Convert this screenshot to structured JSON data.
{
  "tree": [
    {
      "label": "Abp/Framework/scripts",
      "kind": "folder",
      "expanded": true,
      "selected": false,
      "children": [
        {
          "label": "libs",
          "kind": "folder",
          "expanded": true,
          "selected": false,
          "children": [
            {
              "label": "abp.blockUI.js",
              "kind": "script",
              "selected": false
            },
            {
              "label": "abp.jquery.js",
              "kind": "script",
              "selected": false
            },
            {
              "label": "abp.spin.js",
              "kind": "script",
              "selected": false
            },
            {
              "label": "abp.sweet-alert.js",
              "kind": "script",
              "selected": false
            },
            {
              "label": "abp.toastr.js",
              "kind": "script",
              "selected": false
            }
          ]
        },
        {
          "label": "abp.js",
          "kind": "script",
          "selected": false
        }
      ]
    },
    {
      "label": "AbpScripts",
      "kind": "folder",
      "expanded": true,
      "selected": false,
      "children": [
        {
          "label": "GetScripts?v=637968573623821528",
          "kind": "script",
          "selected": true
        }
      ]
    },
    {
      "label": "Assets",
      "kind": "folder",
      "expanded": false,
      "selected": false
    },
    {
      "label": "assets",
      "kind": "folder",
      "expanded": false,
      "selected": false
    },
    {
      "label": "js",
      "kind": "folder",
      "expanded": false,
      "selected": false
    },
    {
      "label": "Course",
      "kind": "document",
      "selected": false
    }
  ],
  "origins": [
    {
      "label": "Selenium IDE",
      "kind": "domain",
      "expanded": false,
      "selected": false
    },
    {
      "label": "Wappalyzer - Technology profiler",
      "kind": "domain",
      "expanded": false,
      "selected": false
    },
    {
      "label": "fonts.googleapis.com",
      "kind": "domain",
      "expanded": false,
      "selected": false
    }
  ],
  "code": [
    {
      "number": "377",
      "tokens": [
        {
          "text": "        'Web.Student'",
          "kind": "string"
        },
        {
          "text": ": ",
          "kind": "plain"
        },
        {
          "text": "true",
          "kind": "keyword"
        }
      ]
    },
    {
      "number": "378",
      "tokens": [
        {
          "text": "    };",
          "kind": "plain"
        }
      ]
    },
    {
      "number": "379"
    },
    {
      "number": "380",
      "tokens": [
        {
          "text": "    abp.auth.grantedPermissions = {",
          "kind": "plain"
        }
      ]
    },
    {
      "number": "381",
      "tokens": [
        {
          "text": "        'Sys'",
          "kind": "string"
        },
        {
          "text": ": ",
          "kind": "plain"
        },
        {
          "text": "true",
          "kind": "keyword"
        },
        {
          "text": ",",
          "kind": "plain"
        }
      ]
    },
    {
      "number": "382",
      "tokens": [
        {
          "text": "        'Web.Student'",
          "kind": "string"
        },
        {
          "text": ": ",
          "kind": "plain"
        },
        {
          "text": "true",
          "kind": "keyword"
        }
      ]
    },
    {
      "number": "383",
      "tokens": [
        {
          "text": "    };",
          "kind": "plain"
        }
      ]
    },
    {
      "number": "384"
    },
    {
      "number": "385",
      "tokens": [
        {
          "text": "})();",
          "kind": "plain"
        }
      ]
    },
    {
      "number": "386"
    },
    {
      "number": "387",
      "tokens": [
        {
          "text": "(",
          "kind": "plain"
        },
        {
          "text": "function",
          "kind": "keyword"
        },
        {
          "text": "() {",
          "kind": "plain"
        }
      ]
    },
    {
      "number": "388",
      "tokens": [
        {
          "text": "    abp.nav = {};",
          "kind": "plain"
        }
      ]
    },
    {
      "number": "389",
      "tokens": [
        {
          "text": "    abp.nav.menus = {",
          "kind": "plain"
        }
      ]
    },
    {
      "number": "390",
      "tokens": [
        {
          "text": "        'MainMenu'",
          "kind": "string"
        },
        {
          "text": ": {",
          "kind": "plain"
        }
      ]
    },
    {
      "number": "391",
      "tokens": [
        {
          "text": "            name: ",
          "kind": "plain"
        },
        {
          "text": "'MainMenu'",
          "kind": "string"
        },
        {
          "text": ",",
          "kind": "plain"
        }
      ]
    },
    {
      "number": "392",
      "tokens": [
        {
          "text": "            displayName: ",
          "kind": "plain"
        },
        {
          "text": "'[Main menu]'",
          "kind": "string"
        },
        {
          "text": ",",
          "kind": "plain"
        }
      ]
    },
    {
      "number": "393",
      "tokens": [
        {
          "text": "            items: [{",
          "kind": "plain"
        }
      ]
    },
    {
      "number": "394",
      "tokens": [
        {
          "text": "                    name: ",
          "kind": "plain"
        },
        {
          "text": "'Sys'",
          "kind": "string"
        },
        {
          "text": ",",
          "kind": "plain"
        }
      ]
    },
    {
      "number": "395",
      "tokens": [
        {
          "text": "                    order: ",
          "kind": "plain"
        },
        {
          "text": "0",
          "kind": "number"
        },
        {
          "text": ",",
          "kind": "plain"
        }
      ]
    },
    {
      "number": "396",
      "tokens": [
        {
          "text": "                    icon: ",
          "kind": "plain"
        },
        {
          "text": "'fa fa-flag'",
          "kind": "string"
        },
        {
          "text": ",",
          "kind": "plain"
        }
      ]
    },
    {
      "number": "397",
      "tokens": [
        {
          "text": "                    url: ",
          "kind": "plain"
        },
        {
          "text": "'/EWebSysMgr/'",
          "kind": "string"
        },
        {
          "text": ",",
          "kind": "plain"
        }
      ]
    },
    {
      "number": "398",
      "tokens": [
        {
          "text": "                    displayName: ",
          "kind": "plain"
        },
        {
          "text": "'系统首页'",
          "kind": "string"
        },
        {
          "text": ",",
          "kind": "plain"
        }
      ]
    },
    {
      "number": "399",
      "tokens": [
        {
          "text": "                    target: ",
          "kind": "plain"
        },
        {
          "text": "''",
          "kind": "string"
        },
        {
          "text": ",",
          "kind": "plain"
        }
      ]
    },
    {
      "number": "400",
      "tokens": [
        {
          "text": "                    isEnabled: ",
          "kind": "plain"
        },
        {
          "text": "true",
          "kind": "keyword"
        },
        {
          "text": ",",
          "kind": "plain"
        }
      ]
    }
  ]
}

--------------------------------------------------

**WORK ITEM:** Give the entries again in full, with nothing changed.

**EXERCISE OUTPUT:**
Convert this screenshot to structured JSON data.
{
  "tree": [
    {
      "label": "Abp/Framework/scripts",
      "kind": "folder",
      "expanded": true,
      "selected": false,
      "children": [
        {
          "label": "libs",
          "kind": "folder",
          "expanded": true,
          "selected": false,
          "children": [
            {
              "label": "abp.blockUI.js",
              "kind": "script",
              "selected": false
            },
            {
              "label": "abp.jquery.js",
              "kind": "script",
              "selected": false
            },
            {
              "label": "abp.spin.js",
              "kind": "script",
              "selected": false
            },
            {
              "label": "abp.sweet-alert.js",
              "kind": "script",
              "selected": false
            },
            {
              "label": "abp.toastr.js",
              "kind": "script",
              "selected": false
            }
          ]
        },
        {
          "label": "abp.js",
          "kind": "script",
          "selected": false
        }
      ]
    },
    {
      "label": "AbpScripts",
      "kind": "folder",
      "expanded": true,
      "selected": false,
      "children": [
        {
          "label": "GetScripts?v=637968573623821528",
          "kind": "script",
          "selected": true
        }
      ]
    },
    {
      "label": "Assets",
      "kind": "folder",
      "expanded": false,
      "selected": false
    },
    {
      "label": "assets",
      "kind": "folder",
      "expanded": false,
      "selected": false
    },
    {
      "label": "js",
      "kind": "folder",
      "expanded": false,
      "selected": false
    },
    {
      "label": "Course",
      "kind": "document",
      "selected": false
    }
  ],
  "origins": [
    {
      "label": "Selenium IDE",
      "kind": "domain",
      "expanded": false,
      "selected": false
    },
    {
      "label": "Wappalyzer - Technology profiler",
      "kind": "domain",
      "expanded": false,
      "selected": false
    },
    {
      "label": "fonts.googleapis.com",
      "kind": "domain",
      "expanded": false,
      "selected": false
    }
  ],
  "code": [
    {
      "number": "377",
      "tokens": [
        {
          "text": "        'Web.Student'",
          "kind": "string"
        },
        {
          "text": ": ",
          "kind": "plain"
        },
        {
          "text": "true",
          "kind": "keyword"
        }
      ]
    },
    {
      "number": "378",
      "tokens": [
        {
          "text": "    };",
          "kind": "plain"
        }
      ]
    },
    {
      "number": "379"
    },
    {
      "number": "380",
      "tokens": [
        {
          "text": "    abp.auth.grantedPermissions = {",
          "kind": "plain"
        }
      ]
    },
    {
      "number": "381",
      "tokens": [
        {
          "text": "        'Sys'",
          "kind": "string"
        },
        {
          "text": ": ",
          "kind": "plain"
        },
        {
          "text": "true",
          "kind": "keyword"
        },
        {
          "text": ",",
          "kind": "plain"
        }
      ]
    },
    {
      "number": "382",
      "tokens": [
        {
          "text": "        'Web.Student'",
          "kind": "string"
        },
        {
          "text": ": ",
          "kind": "plain"
        },
        {
          "text": "true",
          "kind": "keyword"
        }
      ]
    },
    {
      "number": "383",
      "tokens": [
        {
          "text": "    };",
          "kind": "plain"
        }
      ]
    },
    {
      "number": "384"
    },
    {
      "number": "385",
      "tokens": [
        {
          "text": "})();",
          "kind": "plain"
        }
      ]
    },
    {
      "number": "386"
    },
    {
      "number": "387",
      "tokens": [
        {
          "text": "(",
          "kind": "plain"
        },
        {
          "text": "function",
          "kind": "keyword"
        },
        {
          "text": "() {",
          "kind": "plain"
        }
      ]
    },
    {
      "number": "388",
      "tokens": [
        {
          "text": "    abp.nav = {};",
          "kind": "plain"
        }
      ]
    },
    {
      "number": "389",
      "tokens": [
        {
          "text": "    abp.nav.menus = {",
          "kind": "plain"
        }
      ]
    },
    {
      "number": "390",
      "tokens": [
        {
          "text": "        'MainMenu'",
          "kind": "string"
        },
        {
          "text": ": {",
          "kind": "plain"
        }
      ]
    },
    {
      "number": "391",
      "tokens": [
        {
          "text": "            name: ",
          "kind": "plain"
        },
        {
          "text": "'MainMenu'",
          "kind": "string"
        },
        {
          "text": ",",
          "kind": "plain"
        }
      ]
    },
    {
      "number": "392",
      "tokens": [
        {
          "text": "            displayName: ",
          "kind": "plain"
        },
        {
          "text": "'[Main menu]'",
          "kind": "string"
        },
        {
          "text": ",",
          "kind": "plain"
        }
      ]
    },
    {
      "number": "393",
      "tokens": [
        {
          "text": "            items: [{",
          "kind": "plain"
        }
      ]
    },
    {
      "number": "394",
      "tokens": [
        {
          "text": "                    name: ",
          "kind": "plain"
        },
        {
          "text": "'Sys'",
          "kind": "string"
        },
        {
          "text": ",",
          "kind": "plain"
        }
      ]
    },
    {
      "number": "395",
      "tokens": [
        {
          "text": "                    order: ",
          "kind": "plain"
        },
        {
          "text": "0",
          "kind": "number"
        },
        {
          "text": ",",
          "kind": "plain"
        }
      ]
    },
    {
      "number": "396",
      "tokens": [
        {
          "text": "                    icon: ",
          "kind": "plain"
        },
        {
          "text": "'fa fa-flag'",
          "kind": "string"
        },
        {
          "text": ",",
          "kind": "plain"
        }
      ]
    },
    {
      "number": "397",
      "tokens": [
        {
          "text": "                    url: ",
          "kind": "plain"
        },
        {
          "text": "'/EWebSysMgr/'",
          "kind": "string"
        },
        {
          "text": ",",
          "kind": "plain"
        }
      ]
    },
    {
      "number": "398",
      "tokens": [
        {
          "text": "                    displayName: ",
          "kind": "plain"
        },
        {
          "text": "'系统首页'",
          "kind": "string"
        },
        {
          "text": ",",
          "kind": "plain"
        }
      ]
    },
    {
      "number": "399",
      "tokens": [
        {
          "text": "                    target: ",
          "kind": "plain"
        },
        {
          "text": "''",
          "kind": "string"
        },
        {
          "text": ",",
          "kind": "plain"
        }
      ]
    },
    {
      "number": "400",
      "tokens": [
        {
          "text": "                    isEnabled: ",
          "kind": "plain"
        },
        {
          "text": "true",
          "kind": "keyword"
        },
        {
          "text": ",",
          "kind": "plain"
        }
      ]
    }
  ]
}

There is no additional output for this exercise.